Normalization talks with Turkey advancing

Turkish and Israeli officials plan to hold more meeting toward the restoration of high level diplomatic ties, he told reporters after a cabinet meeting.

Erdogan and Netanyahu (photo credit: REUTERS)
Erdogan and Netanyahu
(photo credit: REUTERS)
Israeli and Turkish officials confirmed on Monday that, after six years, the two countries are close to normalizing ties.
“We are close to reaching a deal, but we are sill not there,” a senior Israeli official said.
Two of Ankara’s three conditions for reaching an agreement have been met, Turkey’s Deputy Prime Minister Numan Kurtulmus said on Monday.
Turkish and Israeli officials plan to hold more meetings toward the restoration of high-level diplomatic ties, he told reporters after a cabinet meeting.

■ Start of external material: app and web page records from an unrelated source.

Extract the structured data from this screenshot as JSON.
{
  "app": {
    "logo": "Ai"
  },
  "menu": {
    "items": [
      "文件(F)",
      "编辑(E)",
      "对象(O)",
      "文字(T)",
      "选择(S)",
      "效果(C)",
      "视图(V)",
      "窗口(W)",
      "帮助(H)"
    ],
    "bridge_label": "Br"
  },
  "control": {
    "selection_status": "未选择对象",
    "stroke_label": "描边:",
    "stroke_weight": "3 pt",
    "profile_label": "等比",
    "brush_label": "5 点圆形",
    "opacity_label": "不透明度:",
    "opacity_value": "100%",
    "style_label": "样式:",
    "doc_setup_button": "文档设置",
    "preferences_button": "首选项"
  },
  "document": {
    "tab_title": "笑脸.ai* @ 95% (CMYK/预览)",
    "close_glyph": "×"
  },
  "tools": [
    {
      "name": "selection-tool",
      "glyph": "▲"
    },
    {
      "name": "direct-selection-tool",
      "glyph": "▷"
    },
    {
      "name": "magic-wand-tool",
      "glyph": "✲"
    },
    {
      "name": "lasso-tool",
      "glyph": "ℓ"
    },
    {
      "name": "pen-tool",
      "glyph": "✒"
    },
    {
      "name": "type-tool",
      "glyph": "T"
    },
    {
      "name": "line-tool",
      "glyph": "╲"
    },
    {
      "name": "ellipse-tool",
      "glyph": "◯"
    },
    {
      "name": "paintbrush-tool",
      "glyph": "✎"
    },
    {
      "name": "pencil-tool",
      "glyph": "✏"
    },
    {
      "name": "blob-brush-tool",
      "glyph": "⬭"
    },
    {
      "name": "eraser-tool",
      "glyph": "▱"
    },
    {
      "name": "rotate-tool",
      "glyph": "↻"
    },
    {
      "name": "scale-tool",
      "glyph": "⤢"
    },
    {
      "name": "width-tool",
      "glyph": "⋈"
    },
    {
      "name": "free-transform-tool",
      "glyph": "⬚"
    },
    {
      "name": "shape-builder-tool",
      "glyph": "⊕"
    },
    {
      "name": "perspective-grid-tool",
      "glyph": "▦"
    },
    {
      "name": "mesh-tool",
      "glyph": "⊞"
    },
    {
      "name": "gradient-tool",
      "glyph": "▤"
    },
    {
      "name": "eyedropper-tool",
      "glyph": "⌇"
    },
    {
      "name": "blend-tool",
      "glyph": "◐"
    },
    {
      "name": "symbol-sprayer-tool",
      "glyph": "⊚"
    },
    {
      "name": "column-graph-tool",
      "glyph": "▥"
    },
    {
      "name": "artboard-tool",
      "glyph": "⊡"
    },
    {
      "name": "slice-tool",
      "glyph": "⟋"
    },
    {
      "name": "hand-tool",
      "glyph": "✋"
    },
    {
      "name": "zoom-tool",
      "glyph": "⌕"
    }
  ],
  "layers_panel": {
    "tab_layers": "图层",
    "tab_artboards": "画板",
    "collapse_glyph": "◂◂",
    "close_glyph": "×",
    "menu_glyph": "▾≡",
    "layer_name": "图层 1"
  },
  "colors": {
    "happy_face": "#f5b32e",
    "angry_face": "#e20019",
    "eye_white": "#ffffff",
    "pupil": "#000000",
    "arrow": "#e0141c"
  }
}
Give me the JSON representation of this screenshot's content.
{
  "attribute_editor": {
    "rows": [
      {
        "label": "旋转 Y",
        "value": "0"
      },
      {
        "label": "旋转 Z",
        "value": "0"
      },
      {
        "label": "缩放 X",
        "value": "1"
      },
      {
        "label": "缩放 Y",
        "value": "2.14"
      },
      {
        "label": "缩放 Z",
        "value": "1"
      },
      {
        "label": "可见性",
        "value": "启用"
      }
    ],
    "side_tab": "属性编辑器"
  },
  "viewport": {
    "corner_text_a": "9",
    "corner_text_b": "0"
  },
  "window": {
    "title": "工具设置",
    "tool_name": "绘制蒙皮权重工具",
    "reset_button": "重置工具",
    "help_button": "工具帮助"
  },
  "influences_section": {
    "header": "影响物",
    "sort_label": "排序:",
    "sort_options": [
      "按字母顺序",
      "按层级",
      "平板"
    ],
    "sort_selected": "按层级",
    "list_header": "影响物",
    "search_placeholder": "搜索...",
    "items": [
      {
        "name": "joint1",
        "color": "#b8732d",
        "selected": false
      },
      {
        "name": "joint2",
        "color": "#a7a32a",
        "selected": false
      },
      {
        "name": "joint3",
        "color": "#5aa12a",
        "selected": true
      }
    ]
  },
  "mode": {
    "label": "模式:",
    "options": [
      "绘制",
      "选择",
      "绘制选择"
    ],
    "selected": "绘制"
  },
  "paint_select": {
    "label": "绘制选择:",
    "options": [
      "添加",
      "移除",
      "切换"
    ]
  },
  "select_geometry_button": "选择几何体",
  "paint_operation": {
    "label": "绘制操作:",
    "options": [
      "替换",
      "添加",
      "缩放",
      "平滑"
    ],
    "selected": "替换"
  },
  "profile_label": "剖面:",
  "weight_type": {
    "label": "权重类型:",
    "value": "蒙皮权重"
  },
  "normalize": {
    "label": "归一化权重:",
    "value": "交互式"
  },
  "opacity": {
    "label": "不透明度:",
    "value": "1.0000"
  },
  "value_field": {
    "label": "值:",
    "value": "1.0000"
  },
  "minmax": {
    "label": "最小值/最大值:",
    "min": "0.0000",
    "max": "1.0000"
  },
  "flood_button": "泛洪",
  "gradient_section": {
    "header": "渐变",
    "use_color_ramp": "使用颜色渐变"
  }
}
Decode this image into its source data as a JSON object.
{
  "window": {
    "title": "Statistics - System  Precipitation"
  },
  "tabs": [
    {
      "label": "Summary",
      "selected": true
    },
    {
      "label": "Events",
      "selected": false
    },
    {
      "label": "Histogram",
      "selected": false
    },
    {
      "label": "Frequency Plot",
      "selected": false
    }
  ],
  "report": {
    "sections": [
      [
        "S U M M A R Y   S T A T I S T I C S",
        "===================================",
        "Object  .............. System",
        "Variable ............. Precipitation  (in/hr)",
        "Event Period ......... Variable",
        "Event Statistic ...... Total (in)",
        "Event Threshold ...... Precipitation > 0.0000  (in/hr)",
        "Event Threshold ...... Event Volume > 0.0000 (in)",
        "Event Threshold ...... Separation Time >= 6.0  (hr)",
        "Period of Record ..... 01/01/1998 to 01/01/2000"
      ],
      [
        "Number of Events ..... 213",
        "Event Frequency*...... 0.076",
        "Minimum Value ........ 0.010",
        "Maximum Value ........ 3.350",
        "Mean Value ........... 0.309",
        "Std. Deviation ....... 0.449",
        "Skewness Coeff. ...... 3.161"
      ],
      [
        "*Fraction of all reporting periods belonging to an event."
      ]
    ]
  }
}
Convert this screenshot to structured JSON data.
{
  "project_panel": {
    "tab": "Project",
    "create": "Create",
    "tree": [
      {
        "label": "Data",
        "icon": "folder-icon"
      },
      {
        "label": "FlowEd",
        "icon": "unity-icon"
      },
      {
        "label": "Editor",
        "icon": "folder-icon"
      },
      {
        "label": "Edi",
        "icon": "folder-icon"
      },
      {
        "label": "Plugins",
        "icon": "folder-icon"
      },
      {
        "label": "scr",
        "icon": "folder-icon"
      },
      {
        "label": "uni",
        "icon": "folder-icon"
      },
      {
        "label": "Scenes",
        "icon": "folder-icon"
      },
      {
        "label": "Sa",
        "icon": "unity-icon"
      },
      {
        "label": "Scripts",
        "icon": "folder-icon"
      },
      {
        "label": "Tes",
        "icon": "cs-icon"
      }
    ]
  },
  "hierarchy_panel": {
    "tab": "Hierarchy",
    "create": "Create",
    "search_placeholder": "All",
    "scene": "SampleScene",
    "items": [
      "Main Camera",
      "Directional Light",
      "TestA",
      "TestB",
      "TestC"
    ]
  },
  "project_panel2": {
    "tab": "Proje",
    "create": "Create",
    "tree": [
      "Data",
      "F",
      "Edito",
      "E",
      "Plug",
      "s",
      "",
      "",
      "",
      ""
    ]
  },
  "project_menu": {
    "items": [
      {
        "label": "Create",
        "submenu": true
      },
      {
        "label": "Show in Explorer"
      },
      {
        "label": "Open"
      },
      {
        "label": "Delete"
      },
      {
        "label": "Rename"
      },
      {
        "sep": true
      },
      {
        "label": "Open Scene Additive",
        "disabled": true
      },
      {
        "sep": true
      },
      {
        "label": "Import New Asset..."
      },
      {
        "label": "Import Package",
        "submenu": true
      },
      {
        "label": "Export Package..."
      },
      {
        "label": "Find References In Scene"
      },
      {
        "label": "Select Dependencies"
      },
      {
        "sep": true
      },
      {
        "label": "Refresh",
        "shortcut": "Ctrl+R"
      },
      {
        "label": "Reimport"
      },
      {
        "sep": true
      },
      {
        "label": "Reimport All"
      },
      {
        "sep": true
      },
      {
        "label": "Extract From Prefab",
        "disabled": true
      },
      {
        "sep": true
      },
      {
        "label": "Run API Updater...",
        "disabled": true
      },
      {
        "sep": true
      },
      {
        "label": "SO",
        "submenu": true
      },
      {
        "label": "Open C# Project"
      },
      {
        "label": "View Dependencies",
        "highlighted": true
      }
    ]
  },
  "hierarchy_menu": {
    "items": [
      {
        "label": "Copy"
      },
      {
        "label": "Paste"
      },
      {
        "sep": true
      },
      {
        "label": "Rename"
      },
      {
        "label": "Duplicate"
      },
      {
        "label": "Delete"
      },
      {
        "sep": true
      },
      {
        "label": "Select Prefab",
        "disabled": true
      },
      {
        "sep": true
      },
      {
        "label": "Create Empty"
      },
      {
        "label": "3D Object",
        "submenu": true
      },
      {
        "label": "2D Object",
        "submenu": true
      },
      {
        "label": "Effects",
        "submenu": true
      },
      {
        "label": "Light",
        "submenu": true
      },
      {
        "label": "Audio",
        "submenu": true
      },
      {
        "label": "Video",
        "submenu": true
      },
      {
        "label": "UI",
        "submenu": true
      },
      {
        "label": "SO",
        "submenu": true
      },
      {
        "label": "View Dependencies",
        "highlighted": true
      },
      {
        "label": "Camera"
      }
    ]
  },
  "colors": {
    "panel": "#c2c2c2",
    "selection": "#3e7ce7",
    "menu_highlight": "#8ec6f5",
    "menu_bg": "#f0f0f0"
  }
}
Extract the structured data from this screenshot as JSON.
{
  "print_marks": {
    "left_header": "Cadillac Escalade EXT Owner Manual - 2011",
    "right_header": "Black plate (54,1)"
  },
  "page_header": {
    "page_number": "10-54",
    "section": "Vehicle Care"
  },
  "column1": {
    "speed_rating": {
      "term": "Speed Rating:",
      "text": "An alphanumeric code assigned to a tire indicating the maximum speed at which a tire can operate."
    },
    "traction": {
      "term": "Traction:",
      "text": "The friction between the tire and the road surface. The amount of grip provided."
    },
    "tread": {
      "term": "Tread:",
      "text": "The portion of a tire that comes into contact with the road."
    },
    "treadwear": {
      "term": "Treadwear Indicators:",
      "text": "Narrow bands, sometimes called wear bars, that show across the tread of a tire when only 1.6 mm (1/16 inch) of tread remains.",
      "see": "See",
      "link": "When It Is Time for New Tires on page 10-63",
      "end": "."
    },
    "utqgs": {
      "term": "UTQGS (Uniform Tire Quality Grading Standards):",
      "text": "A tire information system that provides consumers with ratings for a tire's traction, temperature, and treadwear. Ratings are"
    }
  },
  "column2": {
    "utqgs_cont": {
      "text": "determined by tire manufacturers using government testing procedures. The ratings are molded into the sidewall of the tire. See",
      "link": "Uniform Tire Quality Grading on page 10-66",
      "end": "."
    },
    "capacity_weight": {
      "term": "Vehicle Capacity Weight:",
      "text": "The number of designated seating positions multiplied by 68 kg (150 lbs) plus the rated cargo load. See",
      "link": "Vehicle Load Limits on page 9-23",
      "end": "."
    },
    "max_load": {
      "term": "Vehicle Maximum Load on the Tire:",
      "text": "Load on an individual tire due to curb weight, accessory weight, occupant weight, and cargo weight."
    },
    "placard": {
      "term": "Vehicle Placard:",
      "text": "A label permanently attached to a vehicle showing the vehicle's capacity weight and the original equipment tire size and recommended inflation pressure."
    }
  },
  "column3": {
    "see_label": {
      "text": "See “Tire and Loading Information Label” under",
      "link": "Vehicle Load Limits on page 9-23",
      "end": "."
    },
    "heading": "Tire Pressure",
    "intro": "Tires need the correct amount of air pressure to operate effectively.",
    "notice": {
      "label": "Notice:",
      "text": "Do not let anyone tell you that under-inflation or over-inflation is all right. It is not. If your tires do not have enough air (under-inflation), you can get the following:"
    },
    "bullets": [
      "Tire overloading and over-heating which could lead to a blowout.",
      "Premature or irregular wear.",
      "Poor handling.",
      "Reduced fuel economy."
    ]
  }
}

The two sides remain at odds over Israeli restrictions on the flow of goods into Gaza as well as the IDF’s aerial and naval blockade of the Strip.
Ankara is insisting that Israel lift all its restrictions on Gaza, including the military blockade.
Israel has refused to cede to this request.
Jerusalem and Ankara lowered the level of their diplomatic ties in 2010 after the IDF halted a Gaza-bound flotilla intent on breaking Israel’s naval blockade.
The IDF killed 10 Turkish activists in the violent clashes that broke out when they forcibly boarded the Mavi Marmara ship. Ambassadors from both countries were recalled, but the embassies remained open. Lower level ties, including tourism and business, have continued.
In 2013, both countries pledged to reconcile their differences and work toward restoring normal ties after Prime Minister Benjamin Netanyahu called former Turkish prime minister Recep Tayyip Erdogan and expressed regret for Israel’s role in the deaths.
He did so at the tail end of a visit by US President Barack Obama, who had worked behind the scenes to bring both countries to the negotiating table.
Israeli and Turkish officials have worked out an Israeli compensation mechanism for the Mavi Marmara incident.
Ankara also is looking to mend its ties with Russia, which soured after Turkey shot down a Russian warplane over Syria last year.
Kurtulmus said the two countries do not have insurmountable problems, adding he thinks ties with Russia will be fixed in a “short while”.
Netanyahu will fly to Moscow next month to celebrate 25 years of diplomatic relations between the Israel and Russia.